= What you should do =
Look for the string "heading" in the listing below, then copy every line that has it.

= Input =
****************

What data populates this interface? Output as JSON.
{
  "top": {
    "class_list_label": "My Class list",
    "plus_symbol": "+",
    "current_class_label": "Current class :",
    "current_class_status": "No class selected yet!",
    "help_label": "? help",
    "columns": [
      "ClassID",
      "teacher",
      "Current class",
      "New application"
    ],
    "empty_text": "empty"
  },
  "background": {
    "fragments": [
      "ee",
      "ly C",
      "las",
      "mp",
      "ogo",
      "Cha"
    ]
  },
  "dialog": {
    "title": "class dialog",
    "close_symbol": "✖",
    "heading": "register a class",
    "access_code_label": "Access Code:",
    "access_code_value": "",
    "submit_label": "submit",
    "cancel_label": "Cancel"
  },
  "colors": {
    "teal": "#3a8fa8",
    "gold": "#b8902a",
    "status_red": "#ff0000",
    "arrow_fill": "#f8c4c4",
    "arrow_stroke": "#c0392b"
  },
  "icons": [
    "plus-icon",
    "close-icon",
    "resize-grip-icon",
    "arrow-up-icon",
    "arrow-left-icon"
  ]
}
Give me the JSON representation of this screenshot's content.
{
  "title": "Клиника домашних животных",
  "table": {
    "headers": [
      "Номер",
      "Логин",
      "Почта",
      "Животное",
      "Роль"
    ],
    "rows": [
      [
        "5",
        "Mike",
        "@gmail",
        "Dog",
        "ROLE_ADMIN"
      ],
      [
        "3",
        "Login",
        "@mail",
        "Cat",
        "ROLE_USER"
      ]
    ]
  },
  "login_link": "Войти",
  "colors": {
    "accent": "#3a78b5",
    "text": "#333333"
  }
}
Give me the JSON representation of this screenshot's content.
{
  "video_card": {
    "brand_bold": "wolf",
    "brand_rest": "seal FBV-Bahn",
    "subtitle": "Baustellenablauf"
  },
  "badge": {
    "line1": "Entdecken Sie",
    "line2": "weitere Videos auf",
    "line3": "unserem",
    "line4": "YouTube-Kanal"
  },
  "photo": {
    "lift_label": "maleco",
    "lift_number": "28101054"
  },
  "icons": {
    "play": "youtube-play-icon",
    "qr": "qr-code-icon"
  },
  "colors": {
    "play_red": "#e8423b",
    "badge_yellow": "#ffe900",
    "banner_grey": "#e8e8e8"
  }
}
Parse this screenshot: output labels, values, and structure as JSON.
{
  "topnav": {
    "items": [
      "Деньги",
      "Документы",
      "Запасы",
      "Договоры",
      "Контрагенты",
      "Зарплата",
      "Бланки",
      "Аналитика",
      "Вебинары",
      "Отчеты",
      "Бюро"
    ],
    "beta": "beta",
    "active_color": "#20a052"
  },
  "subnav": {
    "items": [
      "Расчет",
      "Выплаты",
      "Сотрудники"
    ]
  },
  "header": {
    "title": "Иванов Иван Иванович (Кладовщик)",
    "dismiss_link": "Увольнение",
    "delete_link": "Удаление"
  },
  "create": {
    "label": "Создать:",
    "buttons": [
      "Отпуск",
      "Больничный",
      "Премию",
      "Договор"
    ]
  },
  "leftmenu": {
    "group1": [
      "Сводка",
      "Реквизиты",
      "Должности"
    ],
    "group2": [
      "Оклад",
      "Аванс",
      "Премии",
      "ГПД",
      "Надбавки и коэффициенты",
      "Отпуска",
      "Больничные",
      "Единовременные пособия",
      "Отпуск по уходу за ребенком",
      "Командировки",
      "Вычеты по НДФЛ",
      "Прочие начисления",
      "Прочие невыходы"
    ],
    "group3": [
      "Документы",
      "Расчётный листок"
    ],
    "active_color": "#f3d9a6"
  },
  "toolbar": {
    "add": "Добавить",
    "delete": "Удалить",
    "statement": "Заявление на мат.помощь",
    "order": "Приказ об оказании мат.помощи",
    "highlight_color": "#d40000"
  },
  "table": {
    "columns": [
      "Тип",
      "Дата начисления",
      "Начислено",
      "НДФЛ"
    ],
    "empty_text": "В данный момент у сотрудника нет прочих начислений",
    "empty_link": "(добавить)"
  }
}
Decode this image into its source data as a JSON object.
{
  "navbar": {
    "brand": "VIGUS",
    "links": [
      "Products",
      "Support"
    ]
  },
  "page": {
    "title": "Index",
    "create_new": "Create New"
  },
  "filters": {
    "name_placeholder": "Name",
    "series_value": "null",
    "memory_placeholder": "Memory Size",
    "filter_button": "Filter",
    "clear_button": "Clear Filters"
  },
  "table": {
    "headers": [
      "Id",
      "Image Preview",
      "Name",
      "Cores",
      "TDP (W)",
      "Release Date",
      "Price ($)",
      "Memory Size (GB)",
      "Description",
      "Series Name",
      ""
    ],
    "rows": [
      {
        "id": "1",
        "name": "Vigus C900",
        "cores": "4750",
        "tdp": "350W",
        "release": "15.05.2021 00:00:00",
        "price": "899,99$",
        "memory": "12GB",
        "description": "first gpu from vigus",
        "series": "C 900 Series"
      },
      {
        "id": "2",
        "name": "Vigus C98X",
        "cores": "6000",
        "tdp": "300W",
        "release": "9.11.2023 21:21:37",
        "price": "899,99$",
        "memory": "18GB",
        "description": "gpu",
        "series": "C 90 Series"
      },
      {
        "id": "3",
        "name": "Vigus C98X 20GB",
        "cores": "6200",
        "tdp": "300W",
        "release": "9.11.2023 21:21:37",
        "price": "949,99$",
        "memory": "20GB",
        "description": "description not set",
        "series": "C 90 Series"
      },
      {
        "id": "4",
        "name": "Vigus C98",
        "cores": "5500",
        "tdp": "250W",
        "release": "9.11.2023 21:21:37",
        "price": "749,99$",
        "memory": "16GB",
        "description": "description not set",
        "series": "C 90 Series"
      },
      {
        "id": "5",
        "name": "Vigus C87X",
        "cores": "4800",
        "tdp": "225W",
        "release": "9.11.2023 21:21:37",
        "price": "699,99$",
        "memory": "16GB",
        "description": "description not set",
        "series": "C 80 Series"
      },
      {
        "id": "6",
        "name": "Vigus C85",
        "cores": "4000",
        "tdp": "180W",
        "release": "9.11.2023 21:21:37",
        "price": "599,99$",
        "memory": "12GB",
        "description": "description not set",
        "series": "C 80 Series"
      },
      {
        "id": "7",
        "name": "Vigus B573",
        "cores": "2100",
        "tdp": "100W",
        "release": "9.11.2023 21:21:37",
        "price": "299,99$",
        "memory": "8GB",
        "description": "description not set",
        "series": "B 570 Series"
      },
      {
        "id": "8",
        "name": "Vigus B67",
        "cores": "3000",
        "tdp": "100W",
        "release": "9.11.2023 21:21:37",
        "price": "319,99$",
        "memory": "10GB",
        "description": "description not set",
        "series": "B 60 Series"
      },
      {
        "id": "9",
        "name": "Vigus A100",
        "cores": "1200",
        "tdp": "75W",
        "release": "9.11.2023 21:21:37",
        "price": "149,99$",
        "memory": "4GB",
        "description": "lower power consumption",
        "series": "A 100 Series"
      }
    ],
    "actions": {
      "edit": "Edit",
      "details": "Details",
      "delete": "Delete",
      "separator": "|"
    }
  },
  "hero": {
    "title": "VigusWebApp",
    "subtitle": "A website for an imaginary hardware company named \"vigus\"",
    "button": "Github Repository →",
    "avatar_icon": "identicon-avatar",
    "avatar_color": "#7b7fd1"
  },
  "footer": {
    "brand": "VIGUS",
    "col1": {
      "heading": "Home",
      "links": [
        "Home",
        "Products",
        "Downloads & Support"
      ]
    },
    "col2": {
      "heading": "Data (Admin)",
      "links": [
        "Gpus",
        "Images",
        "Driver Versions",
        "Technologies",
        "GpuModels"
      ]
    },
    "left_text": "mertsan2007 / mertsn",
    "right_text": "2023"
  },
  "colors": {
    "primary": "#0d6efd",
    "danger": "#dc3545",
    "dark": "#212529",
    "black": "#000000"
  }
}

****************

= Response to this exercise =
    "heading": "register a class",
      "heading": "Home",
      "heading": "Data (Admin)",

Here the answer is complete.